The toughest thing for anyone who hits the lottery is deciding how to handle the money and who to trust. That's where Chris Algieri finds himself following his upset of Ruslan Provodnikov for the WBO light welterweight title.
That victory thrust him into position for the chance of a lifetime for a pay-per-view fight against WBO welterweight champion Manny Pacquiao.
Industry sources indicate Algieri (20-0, 8 KOs) has an offer in the vicinity of $1.5 million plus an upside if PPV sales are strong, but after taking short money of just $100,000 for Provodnikov, the 30-year-old Huntington native doesn't want to sell himself short for a shot at Pacquiao (56-5-2, 38 KOs), who is one of the two biggest drawing cards in boxing, along with Floyd Mayweather Jr.
"I took a calculated risk with the Ruslan fight and took short money because of that reason," Algieri said Saturday at an appearance at a sporting goods store in Huntington Station. "I was really unknown at that point. I'm not an unknown anymore.
"If we're going to make this fight happen, I value myself and my health very highly and what I've been doing for the past 20 years. I just want what I deserve."
Looking at Pacquiao's last three opponents, Timothy Bradley and Juan Manuel Marquez each received $6 million and Brandon Rios got $4 million. All were much better known than Algieri and had fought multiple times on HBO. Algieri's promoter, Joe DeGuardia, suggested Joshua Clottey, who received $1.5 million in 2010, might be an apt comparison.

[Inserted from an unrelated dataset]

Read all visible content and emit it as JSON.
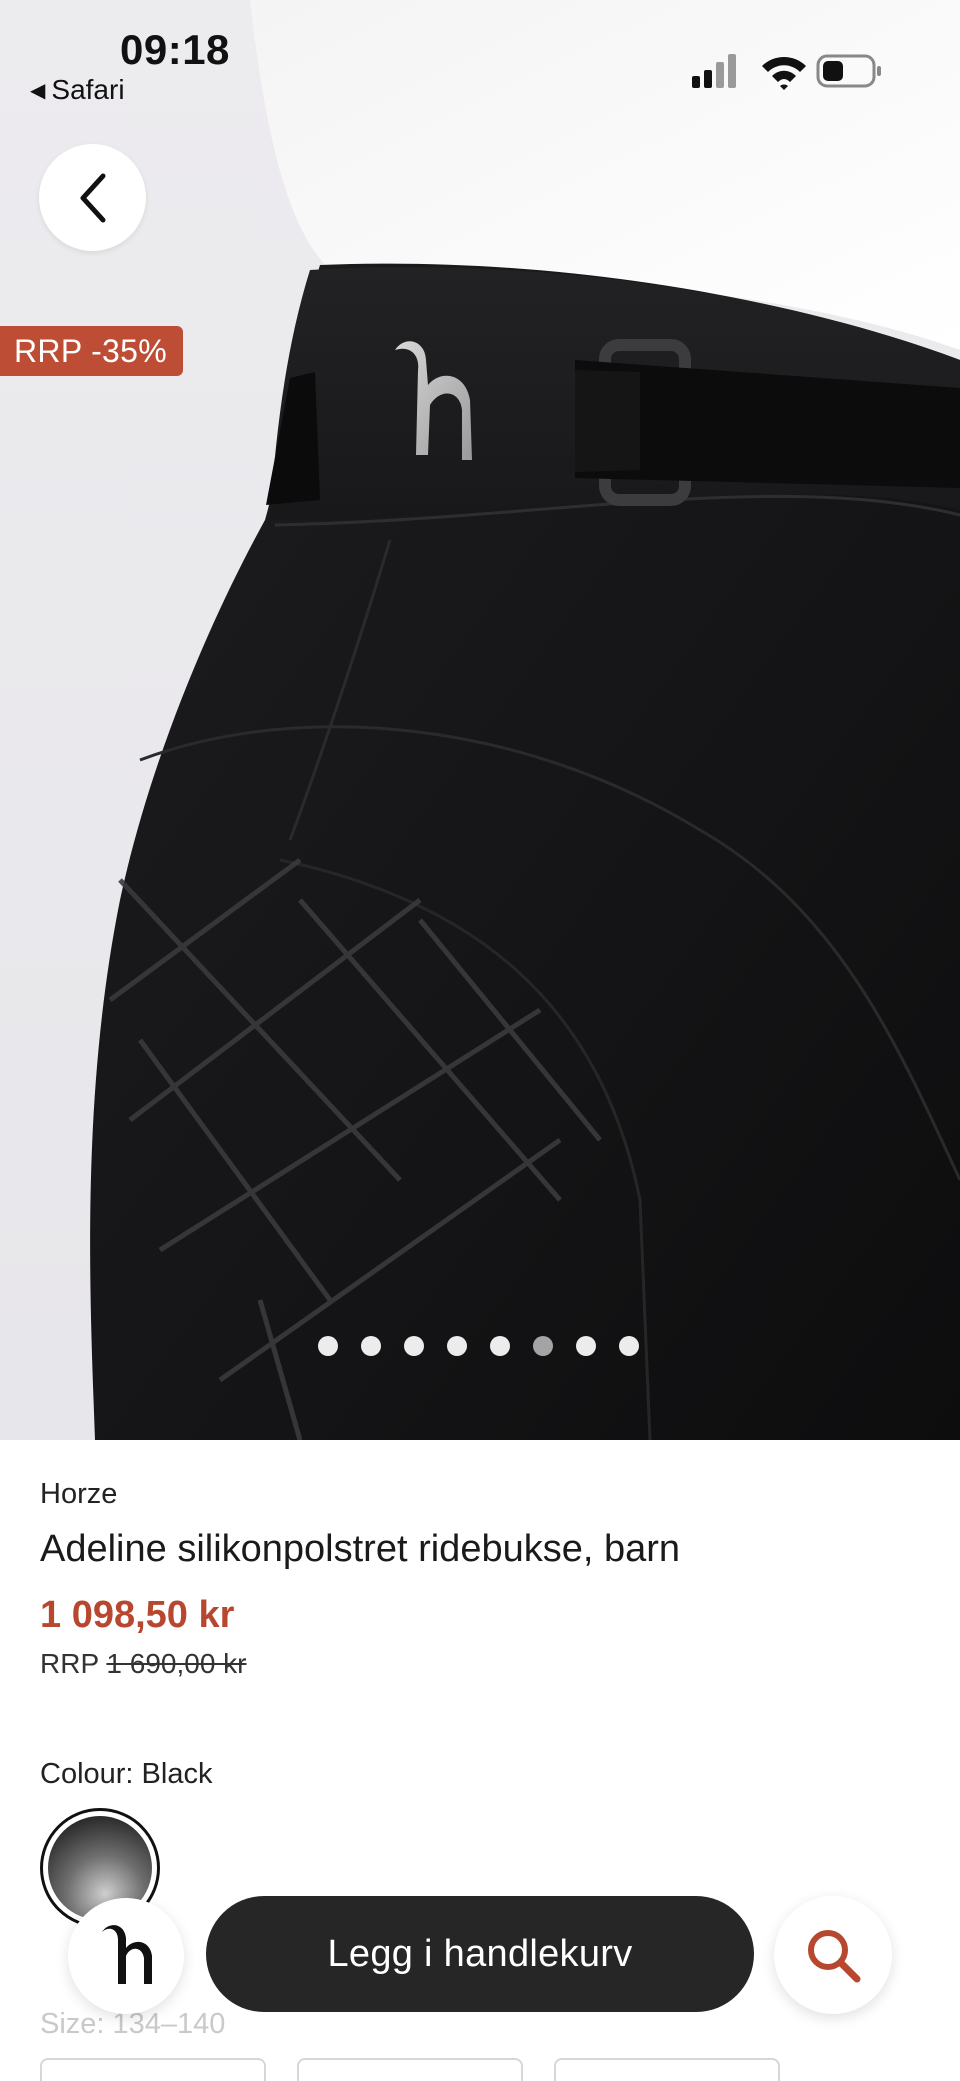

"With Josh Clottey, he wasn't an undefeated world champion. I am," Algieri noted. "I've got two things that are very important -- that [WBO championship] belt and a zero at the end of my record."
Does Algieri believe he's worth more than Clottey? "Yeah, I do," Algieri said.
To borrow a phrase from soccer, negotiations for a potential Pacquiao-Algieri fight have gone into extra time. Top Rank Promotions, which handles Pacquiao, has about a week left in which to complete a deal for the Nov. 22 date at the Venetian Casino in Macau, China. If Algieri doesn't reach an agreement in the next couple of days, it's possible Top Rank will move on to a different opponent, possibly even Provodnikov.
Asked if he's worried about overplaying his hand, Algieri said: "Of course. There's always a chance to lose opportunities. I had the Ruslan opportunity, and it worked out. But you've got to make the right moves. That turned out to be the right move. A lot of people thought it was a bad move. Until that night."
Algieri was knocked down twice in the first round, suffering a broken nose and a bruise under his right eye that swelled hideously and closed that eye by the final three rounds. But he boxed his way to a split decision win and since has recovered so well that he recently was cleared to resume training, though he will postpone contact until serious fight preparations begin.
Even if he fights Pacquiao, Algieri will retain his 140-pound title, but his options at that weight in terms of purse money pale in comparison to a Pacquiao fight. As DeGuardia recently said, being part of a Pacquiao promotion would take Algieri's name recognition to a new level. Algieri represents a different kind of story angle for HBO as a boy-next-door type from the suburbs of Long Island with a bachelor's degree from Stony Brook and a masters from NYIT in nutrition.
So there's a lot to think about as Algieri talks to his team of attorney Eric Melzer and longtime trainers Tim Lane and Keith Trimble and weighs the pros and cons of his one shot at the brass ring. "I'm sure they want to get it done as soon as possible," Algieri said of the promoters. "I think we all do. It's going to be all squared away fairly shortly. One way or the other, it's going to be figured out very soon."